    Most women with breast cancer opt for surgery to remove the cancer. A woman might undergo a lumpectomy to remove a small tumor, or a partial mastectomy to remove the larger area around the tumor. Some women undergo a total mastectomy, which involves the removal of the entire cancerous breast.  

    Chemotherapy
    Chemotherapy involves the use of drugs to kill cancer cells or prevent them from dividing. This treatment method may be administered in the form of pills or intravenously. Women may receive chemotherapy treatment before surgery, to make the cancer small enough to surgically remove; after surgery, to kill remaining cancer cells; or as the main method of cancer treatment .  

    Hormonal Therapy
    Even after surgery, there’s always a chance that cancer can come back. To reduce the likelihood of this occurrence, some doctors recommend hormone therapy to block estrogen, which supports the growth of breast cancer. Hormone therapy may also be used before the main method of treatment, whether it’s surgery or radiation.

    Radiation Therapy
    Radiation therapy uses highly focused energy to kill breast cancer cells. The most common type of radiation therapy is external beam radiation, which involves a machine that focuses a beam from outside the patient’s body. Many doctors recommend radiation therapy after surgery to reduce the chances of cancer returning.

    There’s no single breast cancer treatment that works for everyone. For help deciding which treatment plan has the best chance of success for your particular case of cancer, call West Hills Hospital & Medical Center at (818) 676-4000. We provide expert cancer care services to women in West Hills and surrounding areas.
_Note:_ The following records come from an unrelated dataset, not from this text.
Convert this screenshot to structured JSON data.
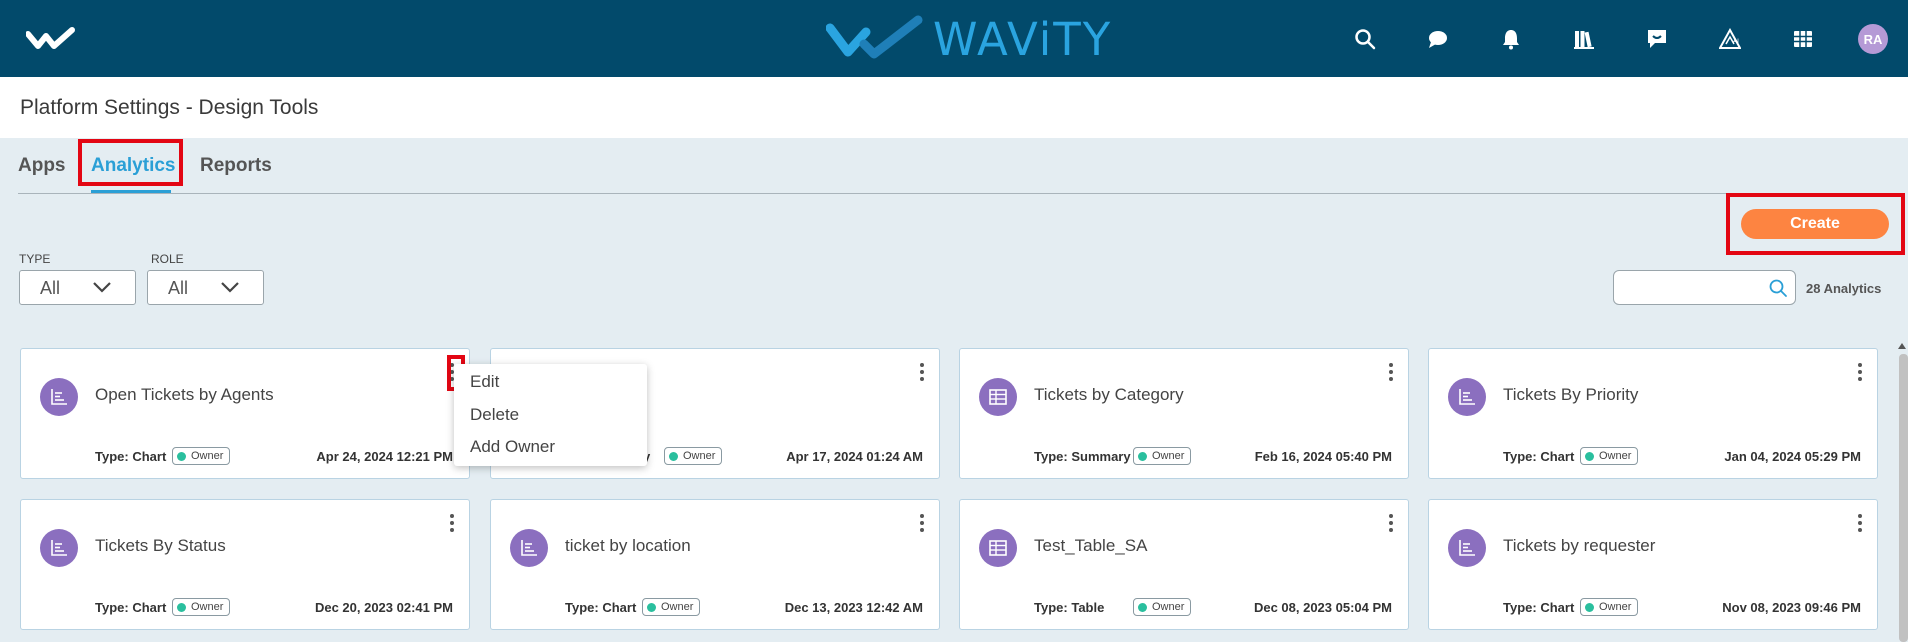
{
  "header": {
    "brand_name": "WAViTY",
    "avatar_initials": "RA",
    "icons": [
      "search-icon",
      "chat-icon",
      "bell-icon",
      "library-icon",
      "feedback-icon",
      "ai-icon",
      "grid-icon"
    ]
  },
  "page": {
    "title": "Platform Settings - Design Tools"
  },
  "tabs": [
    {
      "label": "Apps",
      "active": false
    },
    {
      "label": "Analytics",
      "active": true
    },
    {
      "label": "Reports",
      "active": false
    }
  ],
  "toolbar": {
    "create_label": "Create"
  },
  "filters": {
    "type_label": "TYPE",
    "type_value": "All",
    "role_label": "ROLE",
    "role_value": "All"
  },
  "search": {
    "placeholder": "",
    "count_text": "28 Analytics"
  },
  "colors": {
    "accent": "#2a9fd6",
    "header_bg": "#024a6b",
    "create": "#fd8441",
    "card_icon": "#8b6fbf",
    "owner_dot": "#2abf9e",
    "highlight": "#e30613"
  },
  "cards": [
    {
      "title": "Open Tickets by Agents",
      "type_label": "Type:",
      "type": "Chart",
      "owner": "Owner",
      "date": "Apr 24, 2024 12:21 PM",
      "icon": "chart-icon"
    },
    {
      "title": "",
      "type_label": "",
      "type": "y",
      "owner": "Owner",
      "date": "Apr 17, 2024 01:24 AM",
      "icon": "chart-icon"
    },
    {
      "title": "Tickets by Category",
      "type_label": "Type:",
      "type": "Summary",
      "owner": "Owner",
      "date": "Feb 16, 2024 05:40 PM",
      "icon": "table-icon"
    },
    {
      "title": "Tickets By Priority",
      "type_label": "Type:",
      "type": "Chart",
      "owner": "Owner",
      "date": "Jan 04, 2024 05:29 PM",
      "icon": "chart-icon"
    },
    {
      "title": "Tickets By Status",
      "type_label": "Type:",
      "type": "Chart",
      "owner": "Owner",
      "date": "Dec 20, 2023 02:41 PM",
      "icon": "chart-icon"
    },
    {
      "title": "ticket by location",
      "type_label": "Type:",
      "type": "Chart",
      "owner": "Owner",
      "date": "Dec 13, 2023 12:42 AM",
      "icon": "chart-icon"
    },
    {
      "title": "Test_Table_SA",
      "type_label": "Type:",
      "type": "Table",
      "owner": "Owner",
      "date": "Dec 08, 2023 05:04 PM",
      "icon": "table-icon"
    },
    {
      "title": "Tickets by requester",
      "type_label": "Type:",
      "type": "Chart",
      "owner": "Owner",
      "date": "Nov 08, 2023 09:46 PM",
      "icon": "chart-icon"
    }
  ],
  "context_menu": {
    "items": [
      "Edit",
      "Delete",
      "Add Owner"
    ]
  }
}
If you should ever experience a medical emergency, be sure to use our Text ER service to stay up to date on ER wait times. 

  • Stephanie Mearns, M.N., R.N., Becomes New Chief Nursing Officer of West Hills Hospital
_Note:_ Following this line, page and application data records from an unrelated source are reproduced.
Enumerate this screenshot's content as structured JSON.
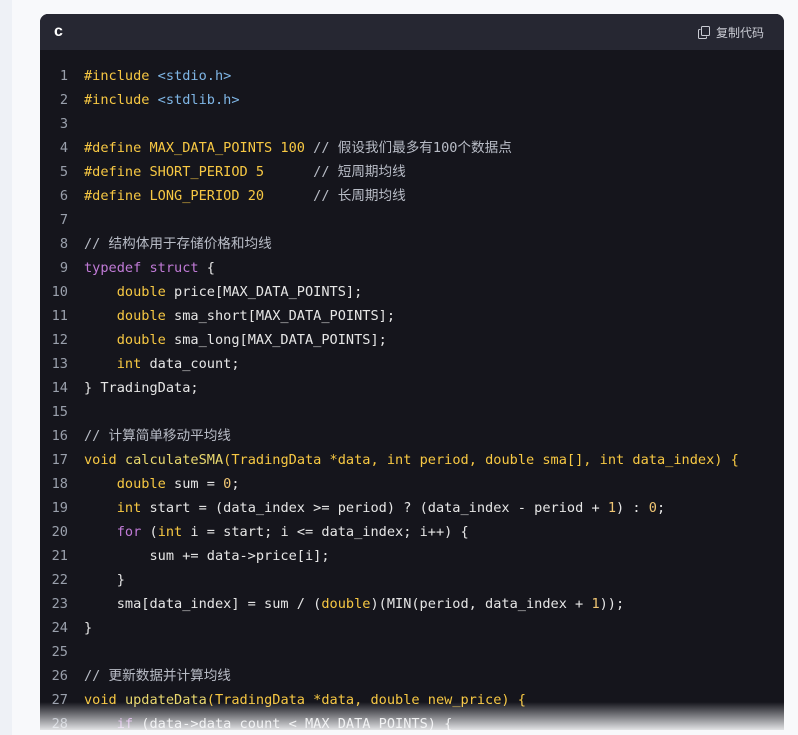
{
  "code_block": {
    "language": "c",
    "copy_label": "复制代码",
    "icon": "copy-icon",
    "lines": [
      {
        "n": "1",
        "tokens": [
          {
            "t": "#include ",
            "c": "pp"
          },
          {
            "t": "<stdio.h>",
            "c": "inc"
          }
        ]
      },
      {
        "n": "2",
        "tokens": [
          {
            "t": "#include ",
            "c": "pp"
          },
          {
            "t": "<stdlib.h>",
            "c": "inc"
          }
        ]
      },
      {
        "n": "3",
        "tokens": []
      },
      {
        "n": "4",
        "tokens": [
          {
            "t": "#define ",
            "c": "pp"
          },
          {
            "t": "MAX_DATA_POINTS 100 ",
            "c": "mac"
          },
          {
            "t": "// 假设我们最多有100个数据点",
            "c": "cm"
          }
        ]
      },
      {
        "n": "5",
        "tokens": [
          {
            "t": "#define ",
            "c": "pp"
          },
          {
            "t": "SHORT_PERIOD 5      ",
            "c": "mac"
          },
          {
            "t": "// 短周期均线",
            "c": "cm"
          }
        ]
      },
      {
        "n": "6",
        "tokens": [
          {
            "t": "#define ",
            "c": "pp"
          },
          {
            "t": "LONG_PERIOD 20      ",
            "c": "mac"
          },
          {
            "t": "// 长周期均线",
            "c": "cm"
          }
        ]
      },
      {
        "n": "7",
        "tokens": []
      },
      {
        "n": "8",
        "tokens": [
          {
            "t": "// 结构体用于存储价格和均线",
            "c": "cm"
          }
        ]
      },
      {
        "n": "9",
        "tokens": [
          {
            "t": "typedef",
            "c": "kw"
          },
          {
            "t": " ",
            "c": ""
          },
          {
            "t": "struct",
            "c": "kw"
          },
          {
            "t": " {",
            "c": ""
          }
        ]
      },
      {
        "n": "10",
        "tokens": [
          {
            "t": "    ",
            "c": ""
          },
          {
            "t": "double",
            "c": "ty"
          },
          {
            "t": " price[MAX_DATA_POINTS];",
            "c": ""
          }
        ]
      },
      {
        "n": "11",
        "tokens": [
          {
            "t": "    ",
            "c": ""
          },
          {
            "t": "double",
            "c": "ty"
          },
          {
            "t": " sma_short[MAX_DATA_POINTS];",
            "c": ""
          }
        ]
      },
      {
        "n": "12",
        "tokens": [
          {
            "t": "    ",
            "c": ""
          },
          {
            "t": "double",
            "c": "ty"
          },
          {
            "t": " sma_long[MAX_DATA_POINTS];",
            "c": ""
          }
        ]
      },
      {
        "n": "13",
        "tokens": [
          {
            "t": "    ",
            "c": ""
          },
          {
            "t": "int",
            "c": "ty"
          },
          {
            "t": " data_count;",
            "c": ""
          }
        ]
      },
      {
        "n": "14",
        "tokens": [
          {
            "t": "} TradingData;",
            "c": ""
          }
        ]
      },
      {
        "n": "15",
        "tokens": []
      },
      {
        "n": "16",
        "tokens": [
          {
            "t": "// 计算简单移动平均线",
            "c": "cm"
          }
        ]
      },
      {
        "n": "17",
        "tokens": [
          {
            "t": "void",
            "c": "ty"
          },
          {
            "t": " ",
            "c": ""
          },
          {
            "t": "calculateSMA",
            "c": "fn"
          },
          {
            "t": "(TradingData *data, ",
            "c": "ty"
          },
          {
            "t": "int",
            "c": "ty"
          },
          {
            "t": " period, ",
            "c": "ty"
          },
          {
            "t": "double",
            "c": "ty"
          },
          {
            "t": " sma[], ",
            "c": "ty"
          },
          {
            "t": "int",
            "c": "ty"
          },
          {
            "t": " data_index) {",
            "c": "ty"
          }
        ]
      },
      {
        "n": "18",
        "tokens": [
          {
            "t": "    ",
            "c": ""
          },
          {
            "t": "double",
            "c": "ty"
          },
          {
            "t": " sum = ",
            "c": ""
          },
          {
            "t": "0",
            "c": "num"
          },
          {
            "t": ";",
            "c": ""
          }
        ]
      },
      {
        "n": "19",
        "tokens": [
          {
            "t": "    ",
            "c": ""
          },
          {
            "t": "int",
            "c": "ty"
          },
          {
            "t": " start = (data_index >= period) ? (data_index - period + ",
            "c": ""
          },
          {
            "t": "1",
            "c": "num"
          },
          {
            "t": ") : ",
            "c": ""
          },
          {
            "t": "0",
            "c": "num"
          },
          {
            "t": ";",
            "c": ""
          }
        ]
      },
      {
        "n": "20",
        "tokens": [
          {
            "t": "    ",
            "c": ""
          },
          {
            "t": "for",
            "c": "kw"
          },
          {
            "t": " (",
            "c": ""
          },
          {
            "t": "int",
            "c": "ty"
          },
          {
            "t": " i = start; i <= data_index; i++) {",
            "c": ""
          }
        ]
      },
      {
        "n": "21",
        "tokens": [
          {
            "t": "        sum += data->price[i];",
            "c": ""
          }
        ]
      },
      {
        "n": "22",
        "tokens": [
          {
            "t": "    }",
            "c": ""
          }
        ]
      },
      {
        "n": "23",
        "tokens": [
          {
            "t": "    sma[data_index] = sum / (",
            "c": ""
          },
          {
            "t": "double",
            "c": "ty"
          },
          {
            "t": ")(MIN(period, data_index + ",
            "c": ""
          },
          {
            "t": "1",
            "c": "num"
          },
          {
            "t": "));",
            "c": ""
          }
        ]
      },
      {
        "n": "24",
        "tokens": [
          {
            "t": "}",
            "c": ""
          }
        ]
      },
      {
        "n": "25",
        "tokens": []
      },
      {
        "n": "26",
        "tokens": [
          {
            "t": "// 更新数据并计算均线",
            "c": "cm"
          }
        ]
      },
      {
        "n": "27",
        "tokens": [
          {
            "t": "void",
            "c": "ty"
          },
          {
            "t": " ",
            "c": ""
          },
          {
            "t": "updateData",
            "c": "fn"
          },
          {
            "t": "(TradingData *data, ",
            "c": "ty"
          },
          {
            "t": "double",
            "c": "ty"
          },
          {
            "t": " new_price) {",
            "c": "ty"
          }
        ]
      },
      {
        "n": "28",
        "tokens": [
          {
            "t": "    ",
            "c": ""
          },
          {
            "t": "if",
            "c": "kw"
          },
          {
            "t": " (data->data_count < MAX_DATA_POINTS) {",
            "c": ""
          }
        ]
      }
    ]
  }
}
    Stephanie Mearns

    On September 1, 2013, the interim Chief Nursing Officer at West Hills Hospital & Medical Center, Stephanie Mearns, M.N., R.N., advanced to the position of Chief Nursing Officer. Mearns’ new responsibilities include nursing operations and patient experience, as well as co-championing the clinical implementation of computerized physician order entry.

    Mearns has more than 35 years of experience in the nursing industry, having served at 11 hospitals across California and Colorado. She received her Master’s in Nursing Administration from the UCLA School of Nursing in LA and is a holds a Fellowship with the Johnson & Johnson Wharton School.
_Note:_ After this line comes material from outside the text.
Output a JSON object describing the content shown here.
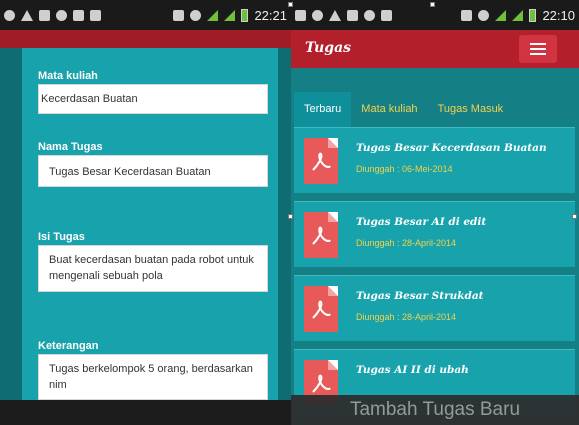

    In her past hospital experience, Mearns directed a comprehensive financial turnaround for a not-for-profit community hospital, spearheaded the opening and expansion of new clinical programs, and improved patient, employee and community satisfaction through customer service initiatives and staff training—advancing the satisfaction ranking from the 15th percentile to the 90th.

    Mearns serves as a member for several institutions:

    – Association of California Nurse Leaders (ACNL) – Past President

    – American Organization of Nurse Executives (AONE)

    – American College of Healthcare Executives (ACHE)

    – Nurse.com Advisory Board Member

    West Hills Hospital looks forward to its future successes with Mearns as CNO.

    About West Hills Hospital & Medical Center:

    West Hills Hospital & Medical Center, a full-service acute care facility located in West Hills, CA, has served the West San Fernando Valley for more than 50 years. With 450 expert physicians and a staff of 900 that brings outstanding service to every bedside, the Hospital offers a full complement of advanced technology, compassion and responsive care for the improvement of human life. West Hills Hospital was the first Accredited Chest Pain Center in Los Angeles County, and also provides specialized care in the Emergency Department, Intensive Care Unit, Outpatient Services, Cardiac Catheterization Labs and The Grossman Burn Center. For more information on receiving ‘Quality Care, Close to Home,’ visit www.WestHillsHospital.com .